Evitts Creek is a tributary stream of the North Branch Potomac River in the U.S. states of Pennsylvania and Maryland. The confluence of Evitts Creek and the North Branch Potomac River is located 2 miles (3 km) east of Cumberland, Maryland.
Evitts Creek is 30.2 miles (48.6 km) long. It flows from southwestern Pennsylvania through western Maryland. The stream rises in central Bedford County, Pennsylvania, and flows southwest between the ridges of Evitts Mountain and Wills Mountain, through the Lake Koon and Lake Gordon reservoirs and into the North Branch Potomac River southeast of Cumberland at 39°55'N 78°36'W.
Evitts Creek and Evitts Mountain are named in honor of an early pioneer in Allegany County, Maryland, who in the 1780s decided to contemplate his bachelorhood from the isolated top of what is today called Evitts Mountain, far from the distractions of society. At the top of the over 2,000-foot-high (610 m) Evitts Mountain ridge is what is supposedly his old homestead, from which he would return by the same route every day hiking a steep 3.5-mile (5.6 km) trail, today called Evitts Homestead Trail. Rocky Gap Run, a tributary of Evitts Creek, runs past the eastern base of Evitts Mountain and into what is today Rocky Gap State Park.
The water supply of Cumberland is provided by Evitts Creek.
Brook trout are native to Evitts Creek as well as the surrounding area, but current populations are limited to nonexistent. Trout are stocked annually in both Pennsylvania and Maryland. Bass, catfish, and bluegill also inhabit the creek.
Several historical incidents have been recorded along Evitts Creek:
- In colonial days, Frazier's Plantation lay just upstream from Evitts Creek. Jane Frazier was carried west by Indians in 1755, escaping and making her way back a year later.

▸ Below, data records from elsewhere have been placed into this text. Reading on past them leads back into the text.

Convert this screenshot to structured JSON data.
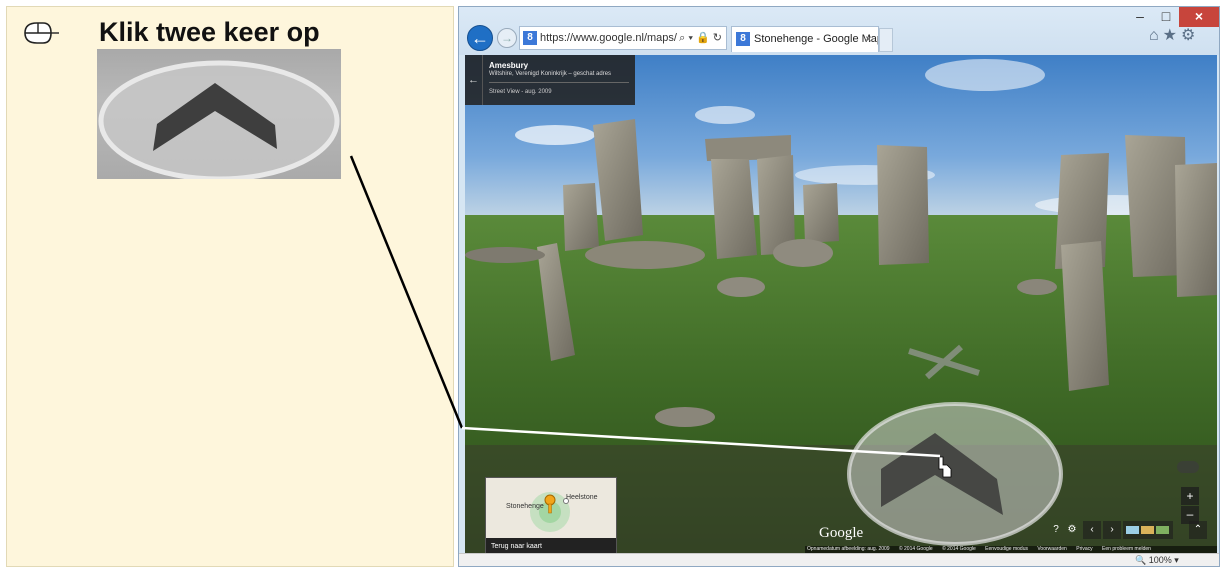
{
  "instruction": {
    "title": "Klik twee keer op",
    "icon": "mouse-icon"
  },
  "browser": {
    "address_url": "https://www.google.nl/maps/@",
    "tab_title": "Stonehenge - Google Maps",
    "tab_close": "×",
    "window_controls": {
      "minimize": "–",
      "maximize": "□",
      "close": "×"
    },
    "nav_icons": "⌂★⚙",
    "addr_tools": "⌕ ▾ 🔒 ↻",
    "status_zoom": "🔍 100%  ▾"
  },
  "streetview": {
    "info": {
      "title": "Amesbury",
      "subtitle": "Wiltshire, Verenigd Koninkrijk – geschat adres",
      "date": "Street View - aug. 2009"
    },
    "minimap": {
      "label_stonehenge": "Stonehenge",
      "label_heelstone": "Heelstone",
      "footer": "Terug naar kaart"
    },
    "logo": "Google",
    "footer_items": [
      "Opnamedatum afbeelding: aug. 2009",
      "© 2014 Google",
      "© 2014 Google",
      "Eenvoudige modus",
      "Voorwaarden",
      "Privacy",
      "Een probleem melden"
    ],
    "controls": {
      "zoom_in": "+",
      "zoom_out": "–",
      "help": "?",
      "settings": "⚙",
      "prev": "‹",
      "next": "›",
      "expand": "⌃"
    }
  }
}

- At Evitts Creek, Union forces turned back Confederate cavalry in the Battle of Folck's Mill in August 1864, at the conclusion of the raid that burned Chambersburg, Pennsylvania. From here the Confederates retreated to Oldtown, Maryland, and crossed the river after another skirmish.
Famous quotes containing the words potomac, branch and/or creek:
“The city of Washington is in some respects self-contained, and it is easy there to forget what the rest of the United States is thinking about. I count it a fortunate circumstance that almost all the windows of the White House and its offices open upon unoccupied spaces that stretch to the banks of the Potomac ... and that as I sit there I can constantly forget Washington and remember the United States.”
—Woodrow Wilson (18561924)
“When I am finishing a picture I hold some God-made object up to ita rock, a flower, the branch of a tree or my handas a kind of final test. If the painting stands up beside a thing man cannot make, the painting is authentic. If theres a clash between the two, it is bad art.”
—Marc Chagall (18891985)
“It might be seen by what tenure men held the earth. The smallest stream is mediterranean sea, a smaller ocean creek within the land, where men may steer by their farm bounds and cottage lights. For my own part, but for the geographers, I should hardly have known how large a portion of our globe is water, my life has chiefly passed within so deep a cove. Yet I have sometimes ventured as far as to the mouth of my Snug Harbor.”
—Henry David Thoreau (18171862)